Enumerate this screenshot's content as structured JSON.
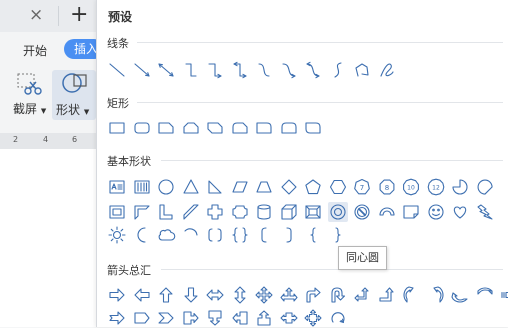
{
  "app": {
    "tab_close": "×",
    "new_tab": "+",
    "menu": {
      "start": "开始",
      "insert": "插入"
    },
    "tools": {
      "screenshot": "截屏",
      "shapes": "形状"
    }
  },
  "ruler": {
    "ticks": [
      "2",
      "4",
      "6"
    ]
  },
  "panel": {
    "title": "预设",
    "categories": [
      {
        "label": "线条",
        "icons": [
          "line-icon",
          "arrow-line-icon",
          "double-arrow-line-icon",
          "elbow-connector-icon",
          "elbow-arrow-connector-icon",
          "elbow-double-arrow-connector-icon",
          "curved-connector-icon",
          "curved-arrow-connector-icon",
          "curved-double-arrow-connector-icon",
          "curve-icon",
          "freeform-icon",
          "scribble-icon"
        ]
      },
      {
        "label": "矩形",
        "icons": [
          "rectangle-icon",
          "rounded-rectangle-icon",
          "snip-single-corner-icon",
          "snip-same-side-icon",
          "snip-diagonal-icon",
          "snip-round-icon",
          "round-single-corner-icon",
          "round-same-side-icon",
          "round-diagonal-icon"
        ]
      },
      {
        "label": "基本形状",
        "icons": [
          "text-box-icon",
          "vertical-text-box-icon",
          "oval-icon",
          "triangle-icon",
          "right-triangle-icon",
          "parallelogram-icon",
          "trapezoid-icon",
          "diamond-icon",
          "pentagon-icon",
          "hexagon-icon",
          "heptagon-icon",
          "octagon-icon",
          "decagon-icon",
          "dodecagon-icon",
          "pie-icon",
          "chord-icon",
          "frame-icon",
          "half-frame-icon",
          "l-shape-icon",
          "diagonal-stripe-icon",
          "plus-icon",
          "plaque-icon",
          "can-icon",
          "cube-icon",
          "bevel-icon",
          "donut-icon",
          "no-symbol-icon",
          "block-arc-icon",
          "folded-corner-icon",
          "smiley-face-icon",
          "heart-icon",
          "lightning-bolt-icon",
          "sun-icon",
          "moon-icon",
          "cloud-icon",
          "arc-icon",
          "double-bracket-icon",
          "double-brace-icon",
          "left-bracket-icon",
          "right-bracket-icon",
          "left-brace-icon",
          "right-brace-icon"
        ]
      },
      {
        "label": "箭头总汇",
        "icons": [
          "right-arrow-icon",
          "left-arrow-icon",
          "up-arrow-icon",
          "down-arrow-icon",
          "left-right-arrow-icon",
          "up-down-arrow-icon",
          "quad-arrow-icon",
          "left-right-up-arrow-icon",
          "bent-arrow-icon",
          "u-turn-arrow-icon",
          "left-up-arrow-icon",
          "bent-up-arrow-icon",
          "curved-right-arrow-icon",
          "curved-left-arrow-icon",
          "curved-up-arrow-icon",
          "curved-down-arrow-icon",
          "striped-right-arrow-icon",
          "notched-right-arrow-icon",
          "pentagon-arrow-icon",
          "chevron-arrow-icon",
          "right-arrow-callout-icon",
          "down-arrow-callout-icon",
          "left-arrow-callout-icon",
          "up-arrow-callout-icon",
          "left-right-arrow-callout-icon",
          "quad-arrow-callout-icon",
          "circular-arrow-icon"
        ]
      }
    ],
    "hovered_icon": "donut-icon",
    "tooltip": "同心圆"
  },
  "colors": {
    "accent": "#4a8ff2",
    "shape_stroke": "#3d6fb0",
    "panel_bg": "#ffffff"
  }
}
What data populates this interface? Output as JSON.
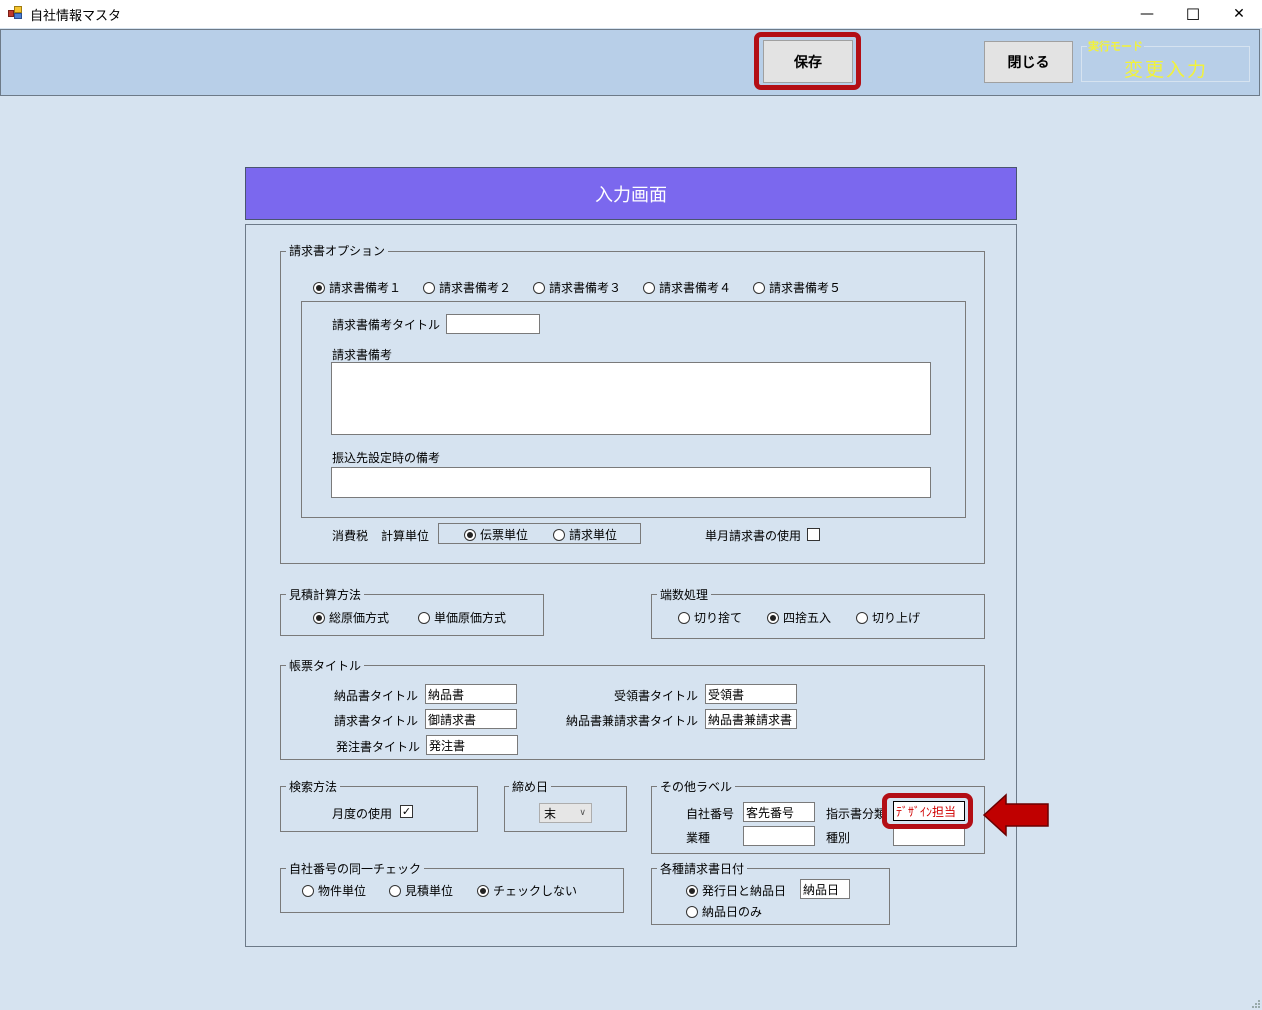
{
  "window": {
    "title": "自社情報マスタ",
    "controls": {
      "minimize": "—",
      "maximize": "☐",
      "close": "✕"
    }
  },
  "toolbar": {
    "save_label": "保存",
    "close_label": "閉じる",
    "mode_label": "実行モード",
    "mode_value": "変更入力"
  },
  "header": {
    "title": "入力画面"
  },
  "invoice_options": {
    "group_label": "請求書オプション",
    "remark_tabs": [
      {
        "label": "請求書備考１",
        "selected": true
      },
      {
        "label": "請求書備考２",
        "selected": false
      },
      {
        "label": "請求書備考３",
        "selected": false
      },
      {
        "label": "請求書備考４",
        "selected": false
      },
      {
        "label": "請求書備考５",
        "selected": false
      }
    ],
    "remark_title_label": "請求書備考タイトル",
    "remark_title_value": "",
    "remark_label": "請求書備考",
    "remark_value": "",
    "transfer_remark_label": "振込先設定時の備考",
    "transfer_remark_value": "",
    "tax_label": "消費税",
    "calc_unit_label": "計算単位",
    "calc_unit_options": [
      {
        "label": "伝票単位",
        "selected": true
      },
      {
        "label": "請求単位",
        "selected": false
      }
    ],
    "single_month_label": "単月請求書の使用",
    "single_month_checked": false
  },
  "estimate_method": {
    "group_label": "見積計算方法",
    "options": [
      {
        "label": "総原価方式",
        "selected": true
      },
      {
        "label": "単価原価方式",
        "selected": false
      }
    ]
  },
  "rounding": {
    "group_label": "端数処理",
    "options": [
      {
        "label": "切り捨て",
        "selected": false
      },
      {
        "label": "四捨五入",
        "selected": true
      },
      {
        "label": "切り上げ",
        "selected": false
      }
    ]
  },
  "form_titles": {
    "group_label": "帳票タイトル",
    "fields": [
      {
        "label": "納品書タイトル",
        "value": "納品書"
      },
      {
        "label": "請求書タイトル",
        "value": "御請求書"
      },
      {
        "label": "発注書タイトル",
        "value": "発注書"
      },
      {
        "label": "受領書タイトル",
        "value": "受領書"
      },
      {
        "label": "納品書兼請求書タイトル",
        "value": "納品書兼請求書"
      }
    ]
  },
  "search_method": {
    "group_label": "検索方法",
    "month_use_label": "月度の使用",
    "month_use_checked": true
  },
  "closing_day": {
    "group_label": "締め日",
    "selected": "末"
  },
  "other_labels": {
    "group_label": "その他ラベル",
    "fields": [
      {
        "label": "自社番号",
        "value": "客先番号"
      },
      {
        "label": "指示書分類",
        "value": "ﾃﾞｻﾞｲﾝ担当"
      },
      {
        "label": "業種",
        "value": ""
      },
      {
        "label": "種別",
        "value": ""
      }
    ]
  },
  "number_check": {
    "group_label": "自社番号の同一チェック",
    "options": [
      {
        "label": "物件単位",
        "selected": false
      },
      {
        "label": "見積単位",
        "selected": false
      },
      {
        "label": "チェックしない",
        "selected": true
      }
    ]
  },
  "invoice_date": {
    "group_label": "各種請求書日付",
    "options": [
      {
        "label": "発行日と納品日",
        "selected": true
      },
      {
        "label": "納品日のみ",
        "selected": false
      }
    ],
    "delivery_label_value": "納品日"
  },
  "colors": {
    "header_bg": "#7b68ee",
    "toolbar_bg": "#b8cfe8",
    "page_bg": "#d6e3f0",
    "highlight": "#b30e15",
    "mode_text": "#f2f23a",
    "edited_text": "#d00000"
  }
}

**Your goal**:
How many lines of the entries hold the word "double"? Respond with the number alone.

**Result below**:
5